## [What the task asks]
Copy the lines below that contain "właściwość".

## [Dataset]
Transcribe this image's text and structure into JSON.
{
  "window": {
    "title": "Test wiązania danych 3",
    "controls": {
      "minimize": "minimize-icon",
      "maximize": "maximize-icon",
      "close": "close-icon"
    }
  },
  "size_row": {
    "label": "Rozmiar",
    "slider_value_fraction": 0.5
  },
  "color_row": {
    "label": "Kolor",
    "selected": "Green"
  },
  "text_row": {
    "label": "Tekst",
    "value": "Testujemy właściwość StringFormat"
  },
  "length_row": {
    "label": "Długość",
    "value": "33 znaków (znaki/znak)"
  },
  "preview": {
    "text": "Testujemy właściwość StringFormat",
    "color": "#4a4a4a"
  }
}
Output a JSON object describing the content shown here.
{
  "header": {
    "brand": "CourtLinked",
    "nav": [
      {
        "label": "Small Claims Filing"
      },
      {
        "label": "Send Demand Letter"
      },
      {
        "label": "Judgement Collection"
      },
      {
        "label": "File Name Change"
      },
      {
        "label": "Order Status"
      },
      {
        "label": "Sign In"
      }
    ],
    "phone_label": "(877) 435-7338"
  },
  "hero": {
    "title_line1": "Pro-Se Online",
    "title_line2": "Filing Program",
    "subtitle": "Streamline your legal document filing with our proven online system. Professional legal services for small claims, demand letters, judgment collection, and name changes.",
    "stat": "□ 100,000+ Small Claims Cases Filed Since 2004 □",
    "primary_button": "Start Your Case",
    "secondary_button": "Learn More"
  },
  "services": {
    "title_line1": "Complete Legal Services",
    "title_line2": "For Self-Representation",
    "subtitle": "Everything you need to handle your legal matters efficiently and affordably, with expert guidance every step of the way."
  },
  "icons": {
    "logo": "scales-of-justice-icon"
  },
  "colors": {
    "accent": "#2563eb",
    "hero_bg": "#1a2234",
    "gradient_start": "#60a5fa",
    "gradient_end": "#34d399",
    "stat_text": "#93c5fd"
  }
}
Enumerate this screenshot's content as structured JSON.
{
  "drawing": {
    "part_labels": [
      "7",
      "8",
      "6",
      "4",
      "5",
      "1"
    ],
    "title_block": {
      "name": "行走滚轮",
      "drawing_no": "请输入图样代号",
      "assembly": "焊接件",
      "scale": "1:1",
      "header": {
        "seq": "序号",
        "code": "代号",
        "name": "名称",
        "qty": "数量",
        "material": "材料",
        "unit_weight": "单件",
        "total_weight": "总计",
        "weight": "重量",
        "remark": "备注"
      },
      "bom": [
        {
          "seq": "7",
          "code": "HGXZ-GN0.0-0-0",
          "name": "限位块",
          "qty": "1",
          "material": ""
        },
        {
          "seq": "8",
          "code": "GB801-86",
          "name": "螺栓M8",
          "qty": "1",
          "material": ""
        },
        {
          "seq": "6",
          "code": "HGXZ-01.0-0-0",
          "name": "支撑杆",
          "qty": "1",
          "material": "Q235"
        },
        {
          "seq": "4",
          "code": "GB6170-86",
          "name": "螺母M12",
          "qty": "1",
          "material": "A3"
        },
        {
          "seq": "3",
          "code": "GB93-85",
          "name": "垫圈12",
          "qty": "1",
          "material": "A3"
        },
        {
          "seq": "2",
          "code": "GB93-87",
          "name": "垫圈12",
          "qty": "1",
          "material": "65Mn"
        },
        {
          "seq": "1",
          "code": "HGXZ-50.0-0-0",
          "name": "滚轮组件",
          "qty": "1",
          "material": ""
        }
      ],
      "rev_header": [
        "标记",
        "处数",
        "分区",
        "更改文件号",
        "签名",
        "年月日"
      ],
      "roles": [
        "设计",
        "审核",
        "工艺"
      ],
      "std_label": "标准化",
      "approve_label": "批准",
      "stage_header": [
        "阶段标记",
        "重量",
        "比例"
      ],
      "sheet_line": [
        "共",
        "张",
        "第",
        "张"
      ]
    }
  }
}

## [Result]
    "value": "Testujemy właściwość StringFormat"
    "text": "Testujemy właściwość StringFormat",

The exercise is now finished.